The problem: Below are records; copy exactly the line containing "Extract the structured" and every line after it, through the last.

━━━━━ Material provided

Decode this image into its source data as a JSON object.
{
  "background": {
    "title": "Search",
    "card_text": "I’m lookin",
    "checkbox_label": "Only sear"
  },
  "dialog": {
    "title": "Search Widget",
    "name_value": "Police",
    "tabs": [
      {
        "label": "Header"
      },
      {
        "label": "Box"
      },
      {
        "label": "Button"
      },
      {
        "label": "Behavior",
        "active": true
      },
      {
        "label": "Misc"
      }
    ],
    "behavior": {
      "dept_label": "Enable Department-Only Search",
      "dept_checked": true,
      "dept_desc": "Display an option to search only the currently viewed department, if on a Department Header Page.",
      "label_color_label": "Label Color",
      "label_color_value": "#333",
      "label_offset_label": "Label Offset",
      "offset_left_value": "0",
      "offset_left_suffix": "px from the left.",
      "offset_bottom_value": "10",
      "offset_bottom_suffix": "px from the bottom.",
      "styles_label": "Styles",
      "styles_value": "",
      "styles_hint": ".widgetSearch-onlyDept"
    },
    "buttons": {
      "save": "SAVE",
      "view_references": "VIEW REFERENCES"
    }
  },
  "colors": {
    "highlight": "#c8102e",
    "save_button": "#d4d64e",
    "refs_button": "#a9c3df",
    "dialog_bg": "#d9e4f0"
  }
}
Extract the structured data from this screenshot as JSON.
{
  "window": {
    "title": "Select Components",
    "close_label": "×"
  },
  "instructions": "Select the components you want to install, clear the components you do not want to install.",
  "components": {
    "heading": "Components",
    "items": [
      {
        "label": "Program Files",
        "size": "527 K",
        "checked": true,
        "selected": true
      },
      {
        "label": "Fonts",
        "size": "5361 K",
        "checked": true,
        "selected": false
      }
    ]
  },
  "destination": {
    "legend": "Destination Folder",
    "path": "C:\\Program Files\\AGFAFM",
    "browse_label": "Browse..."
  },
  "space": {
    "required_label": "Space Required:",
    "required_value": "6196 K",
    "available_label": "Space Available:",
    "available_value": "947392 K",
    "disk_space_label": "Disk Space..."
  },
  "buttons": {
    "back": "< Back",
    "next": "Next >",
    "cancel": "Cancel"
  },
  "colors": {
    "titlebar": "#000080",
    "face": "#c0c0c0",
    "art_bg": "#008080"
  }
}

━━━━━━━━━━

Task response:
Extract the structured data from this screenshot as JSON.
{
  "window": {
    "title": "Select Components",
    "close_label": "×"
  },
  "instructions": "Select the components you want to install, clear the components you do not want to install.",
  "components": {
    "heading": "Components",
    "items": [
      {
        "label": "Program Files",
        "size": "527 K",
        "checked": true,
        "selected": true
      },
      {
        "label": "Fonts",
        "size": "5361 K",
        "checked": true,
        "selected": false
      }
    ]
  },
  "destination": {
    "legend": "Destination Folder",
    "path": "C:\\Program Files\\AGFAFM",
    "browse_label": "Browse..."
  },
  "space": {
    "required_label": "Space Required:",
    "required_value": "6196 K",
    "available_label": "Space Available:",
    "available_value": "947392 K",
    "disk_space_label": "Disk Space..."
  },
  "buttons": {
    "back": "< Back",
    "next": "Next >",
    "cancel": "Cancel"
  },
  "colors": {
    "titlebar": "#000080",
    "face": "#c0c0c0",
    "art_bg": "#008080"
  }
}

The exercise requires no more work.